In one of my blogs last year, based on Teens and Screens, I wrote of some of the new dangers that materialise through online interactions, and the increase in vulnerability of children and teenagers to explicit content that they are not ready for. In particular, their risk has increased in the last few years as the pandemic forced our lives to exist online more than ever before. Whilst we are unable to fully protect them from content that they might stumble across or be sent by others, we can address the sorts of feelings and worries that this might present to our pupils and offer practical advice on how to safeguard themselves from harm in this way. In Key Stage 4, for example, we discuss the dangers of assuming pornography is representative of real sexual experiences and talk about the importance of trust and companionship prior to physical relationships developing. We also talk about the concept of ‘revenge porn’, and their rights as young adults to privacy and the impact of sharing videos and/or images of others without their consent.

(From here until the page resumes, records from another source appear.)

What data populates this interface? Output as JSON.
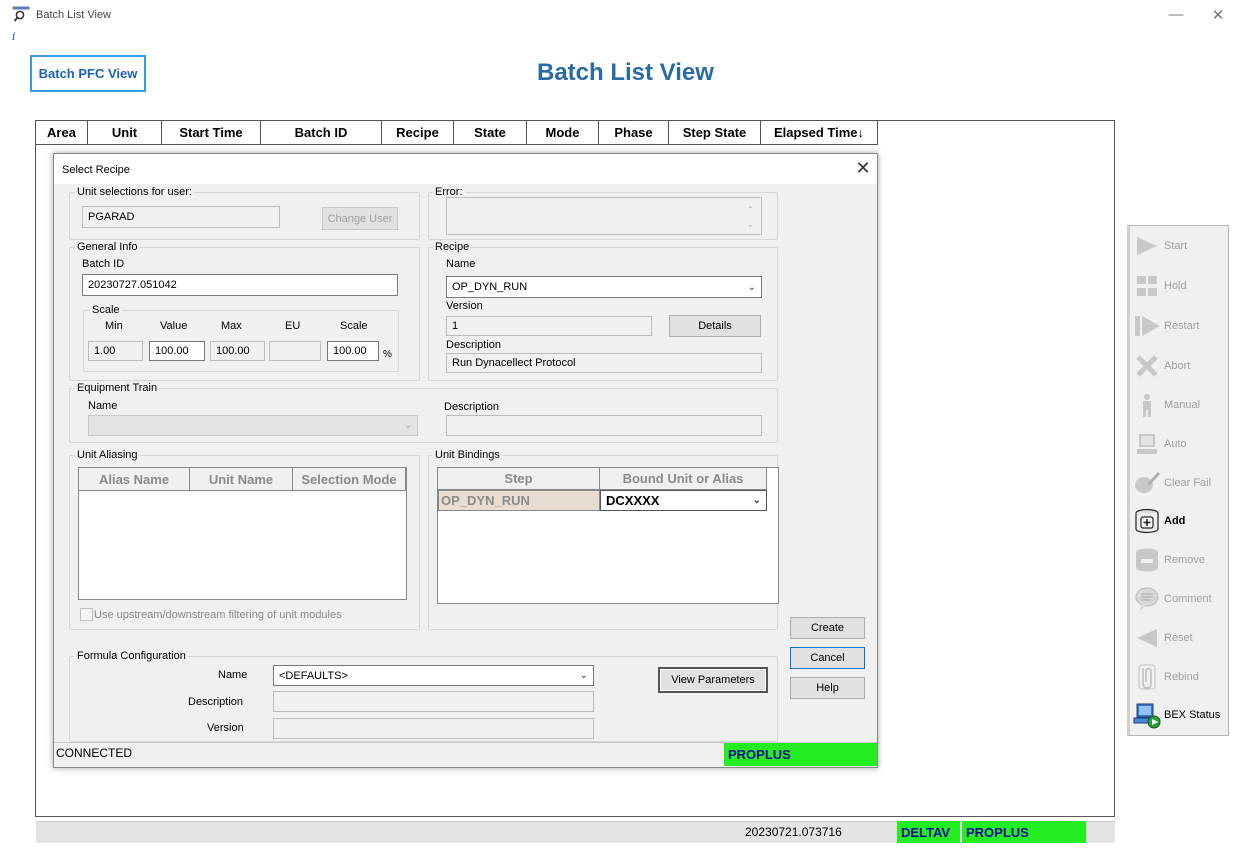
{
  "window": {
    "title": "Batch List View"
  },
  "info_mark": "i",
  "pfc_button": "Batch PFC View",
  "page_title": "Batch List View",
  "columns": [
    "Area",
    "Unit",
    "Start Time",
    "Batch ID",
    "Recipe",
    "State",
    "Mode",
    "Phase",
    "Step State",
    "Elapsed Time↓"
  ],
  "dialog": {
    "title": "Select Recipe",
    "unit_selections": {
      "label": "Unit selections for user:",
      "value": "PGARAD",
      "change_user": "Change User"
    },
    "error": {
      "label": "Error:",
      "value": ""
    },
    "general_info": {
      "label": "General Info",
      "batch_id_label": "Batch ID",
      "batch_id": "20230727.051042",
      "scale": {
        "label": "Scale",
        "min_label": "Min",
        "value_label": "Value",
        "max_label": "Max",
        "eu_label": "EU",
        "scale_label": "Scale",
        "min": "1.00",
        "value": "100.00",
        "max": "100.00",
        "eu": "",
        "scale": "100.00",
        "percent": "%"
      }
    },
    "recipe": {
      "label": "Recipe",
      "name_label": "Name",
      "name": "OP_DYN_RUN",
      "version_label": "Version",
      "version": "1",
      "details": "Details",
      "description_label": "Description",
      "description": "Run Dynacellect Protocol"
    },
    "equipment_train": {
      "label": "Equipment Train",
      "name_label": "Name",
      "name": "",
      "description_label": "Description",
      "description": ""
    },
    "unit_aliasing": {
      "label": "Unit Aliasing",
      "columns": [
        "Alias Name",
        "Unit Name",
        "Selection Mode"
      ],
      "filter_checkbox": "Use upstream/downstream filtering of unit modules"
    },
    "unit_bindings": {
      "label": "Unit Bindings",
      "columns": [
        "Step",
        "Bound Unit or Alias"
      ],
      "rows": [
        {
          "step": "OP_DYN_RUN",
          "bound": "DCXXXX"
        }
      ]
    },
    "buttons": {
      "create": "Create",
      "cancel": "Cancel",
      "help": "Help"
    },
    "formula": {
      "label": "Formula Configuration",
      "name_label": "Name",
      "name": "<DEFAULTS>",
      "description_label": "Description",
      "description": "",
      "version_label": "Version",
      "version": "",
      "view_parameters": "View Parameters"
    },
    "status": {
      "connection": "CONNECTED",
      "node": "PROPLUS"
    }
  },
  "status_bar": {
    "batch": "20230721.073716",
    "system": "DELTAV",
    "node": "PROPLUS"
  },
  "toolbar": [
    {
      "label": "Start",
      "icon": "play-icon",
      "enabled": false
    },
    {
      "label": "Hold",
      "icon": "hold-icon",
      "enabled": false
    },
    {
      "label": "Restart",
      "icon": "restart-icon",
      "enabled": false
    },
    {
      "label": "Abort",
      "icon": "abort-x-icon",
      "enabled": false
    },
    {
      "label": "Manual",
      "icon": "person-icon",
      "enabled": false
    },
    {
      "label": "Auto",
      "icon": "computer-icon",
      "enabled": false
    },
    {
      "label": "Clear Fail",
      "icon": "clear-fail-icon",
      "enabled": false
    },
    {
      "label": "Add",
      "icon": "add-barrel-icon",
      "enabled": true
    },
    {
      "label": "Remove",
      "icon": "remove-barrel-icon",
      "enabled": false
    },
    {
      "label": "Comment",
      "icon": "comment-icon",
      "enabled": false
    },
    {
      "label": "Reset",
      "icon": "reset-icon",
      "enabled": false
    },
    {
      "label": "Rebind",
      "icon": "rebind-icon",
      "enabled": false
    },
    {
      "label": "BEX Status",
      "icon": "bex-status-icon",
      "enabled": true
    }
  ]
}
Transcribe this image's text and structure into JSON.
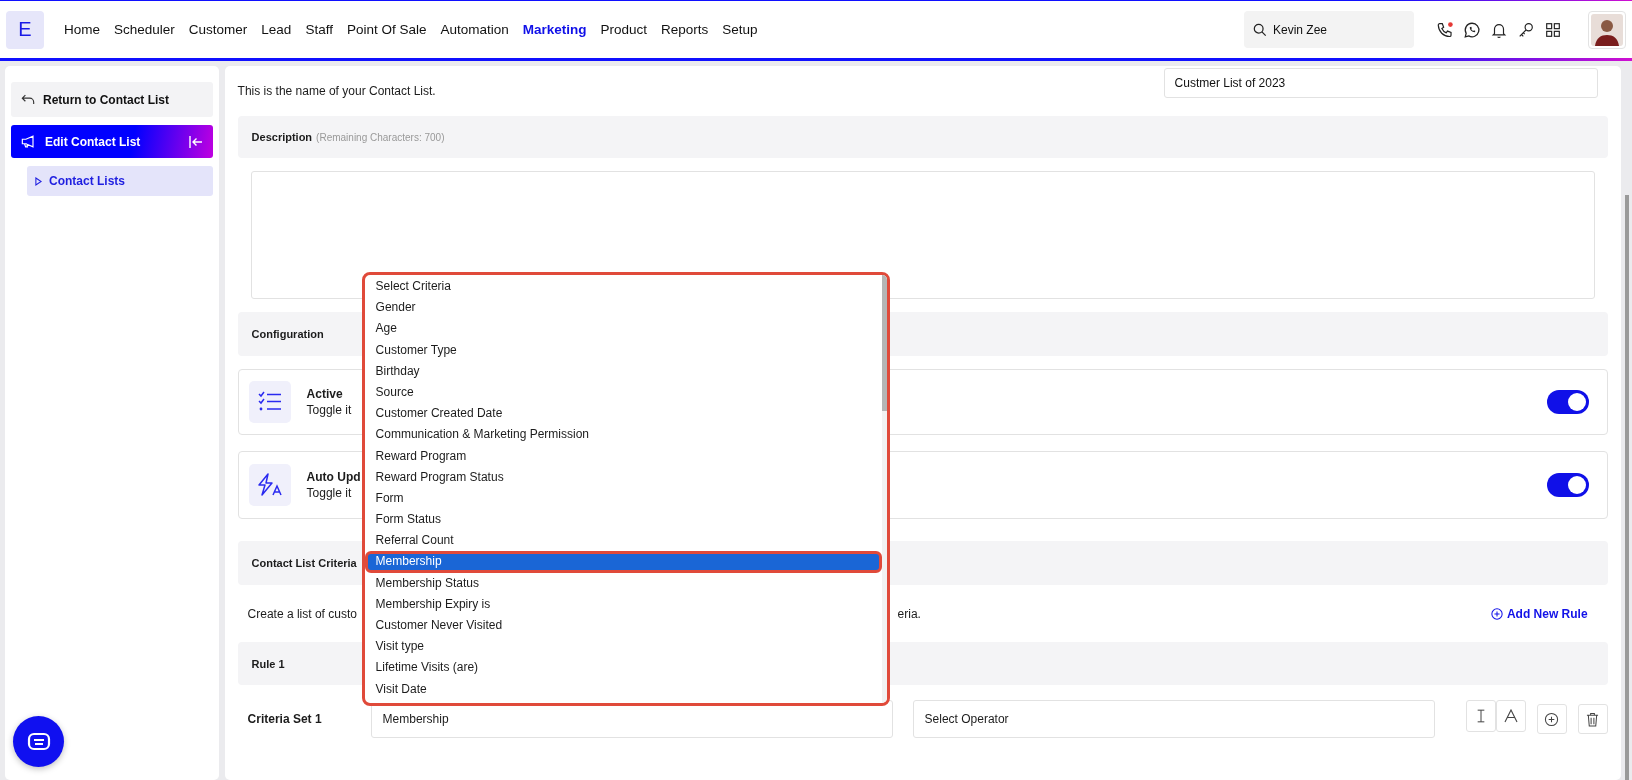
{
  "nav": {
    "logo": "E",
    "items": [
      {
        "label": "Home",
        "selected": false
      },
      {
        "label": "Scheduler",
        "selected": false
      },
      {
        "label": "Customer",
        "selected": false
      },
      {
        "label": "Lead",
        "selected": false
      },
      {
        "label": "Staff",
        "selected": false
      },
      {
        "label": "Point Of Sale",
        "selected": false
      },
      {
        "label": "Automation",
        "selected": false
      },
      {
        "label": "Marketing",
        "selected": true
      },
      {
        "label": "Product",
        "selected": false
      },
      {
        "label": "Reports",
        "selected": false
      },
      {
        "label": "Setup",
        "selected": false
      }
    ],
    "search": {
      "value": "Kevin Zee"
    }
  },
  "sidebar": {
    "back": "Return to Contact List",
    "section": "Edit Contact List",
    "items": [
      {
        "label": "Contact Lists",
        "selected": true
      }
    ]
  },
  "name_field": {
    "hint": "This is the name of your Contact List.",
    "value": "Custmer List of 2023"
  },
  "description": {
    "title": "Description",
    "remaining": "(Remaining Characters: 700)"
  },
  "configuration": {
    "title": "Configuration",
    "settings": [
      {
        "kind": "checklist",
        "title": "Active",
        "hint": "Toggle it",
        "on": true
      },
      {
        "kind": "automation",
        "title": "Auto Upd",
        "hint": "Toggle it",
        "on": true
      }
    ]
  },
  "criteria": {
    "title": "Contact List Criteria",
    "intro_start": "Create a list of custo",
    "intro_end": "eria.",
    "add_button": "Add New Rule"
  },
  "rule": {
    "title": "Rule 1",
    "set_label": "Criteria Set 1",
    "criteria_value": "Membership",
    "operator": "Select Operator"
  },
  "dropdown": {
    "options": [
      {
        "label": "Select Criteria",
        "selected": false
      },
      {
        "label": "Gender",
        "selected": false
      },
      {
        "label": "Age",
        "selected": false
      },
      {
        "label": "Customer Type",
        "selected": false
      },
      {
        "label": "Birthday",
        "selected": false
      },
      {
        "label": "Source",
        "selected": false
      },
      {
        "label": "Customer Created Date",
        "selected": false
      },
      {
        "label": "Communication & Marketing Permission",
        "selected": false
      },
      {
        "label": "Reward Program",
        "selected": false
      },
      {
        "label": "Reward Program Status",
        "selected": false
      },
      {
        "label": "Form",
        "selected": false
      },
      {
        "label": "Form Status",
        "selected": false
      },
      {
        "label": "Referral Count",
        "selected": false
      },
      {
        "label": "Membership",
        "selected": true
      },
      {
        "label": "Membership Status",
        "selected": false
      },
      {
        "label": "Membership Expiry is",
        "selected": false
      },
      {
        "label": "Customer Never Visited",
        "selected": false
      },
      {
        "label": "Visit type",
        "selected": false
      },
      {
        "label": "Lifetime Visits (are)",
        "selected": false
      },
      {
        "label": "Visit Date",
        "selected": false
      }
    ]
  }
}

In the younger years, the focus is more on forming positive relationships. We look at what ‘Coercion’ means and ask pupils to recognise that controlling behaviours can occur in a platonic relationship between friends as well as in romantic relationships. We talk about the importance of trust and link this with a wider understanding of tolerance and mutual respect. Of course, we also talk about the physical side of growing up. With the average age of puberty in girls at 11 years old in the UK, we recognise that some of our pupils will start their periods whilst still in the junior school. It is therefore vital that we can share information about this with them, to reassure them and to allow them to ask questions.
In addition to taught sessions in PSHE, we utilise the knowledge and expertise of our school nurse who is able to ensure that the medical information surrounding puberty, sex and the body is delivered effectively and correctly. Pupils also have access to an anonymous drop box where they can ask questions about their bodies, or about sex and relationships, witout fear of ridicule or embarrassment. These questions are answered generally and sensitively with different year groups to ensure the responses are appropriate, and they help us to understand what pupils might be worried about so that we are able to offer support.
So, as part of our ongoing dialogue with you as parents, I would like to invite you to take part in our short survey on our school’s RSE policy, and to open the floor to any questions you may wish to find answers to or general points that you would like to raise with us. This was sent out a few weeks ago but I wanted to offer a further opportunity for parents to be involved. Below, you will find the link to the survey and also the link to our policy for you to read at your convenience. I look forward to following up on the discussion points raised in the near future.
Finally, I will end with this:
“The right to education includes the right to sexual education, which is both a human right in itself and an indispensable means of realising other human rights, such as the right to health, the right to information and sexual and reproductive rights.”
Report to the UN General Assembly – July 2010, Item 69, Paragraph 18
With the right knowledge and understanding, we are able to make better decisions and overall are less at risk of harm, if we can recognise the dangers. The wellbeing and safety of our pupils is and will remain at the heart of all that we do, and I thank you for your engagement with us across all aspects of our community.
Assistant Head Pastoral